Section 14 • The endlessly immersed Osiris stone and the seed metaphor

Section 15 • The Anubis sledge and the bobsled mask

Section 16 • The sledge runners of the impactor: Thoth

Section 17 • Medjed: the smiter nobody can ever see

Section 18 • The Apis bull and the ramming impactor's metaphors

Section 19 • The crocodile god Sobek impactor (more or less) floating in the waters of the well

Section 20 • The Obelisk and the Benben stone rising from water


Part D • The Grand Gallery's of the Great Pyramid of Giza

Section 21 • The Sacred "sloping paths" of the "oval-shaped cavern of the act of Hauling"

Section 22 • The central wooden caisson of the Gallery: Sekhmet and the Triad of Memphis

Section 23 • The hauling ropes of the Grand Gallery: Isis, Nephthys, Hatmehit, Wadjet and Nekhbet

Section 24 • The hauling Beetle and the Seven Scorpions of Isis

Section 25 • The Great Cow goddess Hathor and the operating cycle of the hauling Beetle

Section 26 • The 10 operating phases of the Grand Gallery

Section 27 • The guide to the Afterlife for the smart traveler and the canopic jars

Section 28 • The scarab amulet glorifications of the hauling Beetle


Part E • The very large and roughly finished sarcophagus of the Great Pyramid

Section 29 • The biosand filter sarcophagus of the Great Pyramid

Section 30 • The Elephantine Triad deification of the biosand filter of the Great Pyramid

Section 31 • The Great Pyramid's operating flat roof and the water supply issue


Part F • Chemical manufacturing and industrial cooling before the Great Pyramid

Section 32 • The Serdab and the "Refreshment of the Gods" Step Pyramid of Djoser

Section 33 • Sneferu's Red Pyramid and the accumulated ammonia

Section 34 • The Disc of Sabu and the Solvay process for pure natron manufacturing


Part G • The tremendous impact of the Great Pyramid on the whole ancient world

Section 35 • The hidden secrets of the Hermetica Emerald Tablet (around 1600 C.E.)

Section 36 • Thor and the magical Hammer in the Great Hall of Bilskirnir

Section 37 • The Churning of the waters of the Ocean of Milk (Hindu mythology)
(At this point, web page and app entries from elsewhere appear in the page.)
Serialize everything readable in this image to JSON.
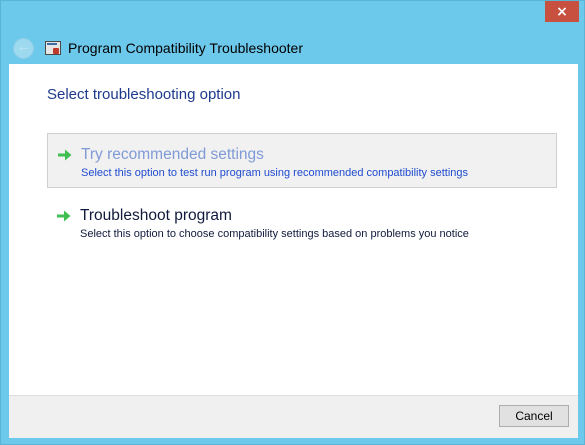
{
  "window": {
    "title": "Program Compatibility Troubleshooter",
    "close_glyph": "×",
    "back_icon": "back-arrow-icon",
    "app_icon": "program-compatibility-icon"
  },
  "main": {
    "heading": "Select troubleshooting option",
    "options": [
      {
        "title": "Try recommended settings",
        "description": "Select this option to test run program using recommended compatibility settings",
        "icon": "green-arrow-icon",
        "state": "hovered"
      },
      {
        "title": "Troubleshoot program",
        "description": "Select this option to choose compatibility settings based on problems you notice",
        "icon": "green-arrow-icon",
        "state": "normal"
      }
    ]
  },
  "footer": {
    "cancel_label": "Cancel"
  },
  "colors": {
    "frame": "#6cc9ec",
    "close_button": "#c7503f",
    "heading_text": "#1d3a8c",
    "arrow_green": "#3fbf4f"
  }
}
Section 38 • The Tibetan prayer wheels and the Grand Gallery's operation

Section 39 and Conclusion • The cooling water of spitting Kebechet


Part H • Epilogue

Section 40 • The smiting Ark of the Covenant and the Ten Commandments

Section 41 • The 293 kilograms windlass Staff of Moses and Aaron... and the First Plague of Egypt: water turning into blood

Section 42 • Ezekiel's Four Egyptian pulley "Wheels within the Wheels" and the four angel ropes

Section 43 • David, Saul, two giant Goliaths, five little stones, an aeolian harp... and a weaver's beam

Section 44 • The holy water fonts and the biosand filter


Part I • The magicians of the Great Pyramid of Giza

Section 45 • The Legend of Khufu and the "magician" polymath Imhotep

Section 46 • The two magical eyes of Isis and the brilliant but painful flame of her twin sister's braids

Partager sur les réseaux sociaux

Poster un commentaire

à votre Service Depuis maintenant 14 ans Satisfait ou remboursé: 14 jours pour changer d'avis
02 98 29 15 83 Votre Service Client est ouvert du Lundi au Samedi de 8h30 à 18h
Paiement sécurisé Cryptage SSL: commandez par Carte Bancaire en toute sécurité
Commande chouchoutée Préparation soignée & Livraison rapide

Je n'ai pas de compte,
je m'inscris

J'ai déjà un compte,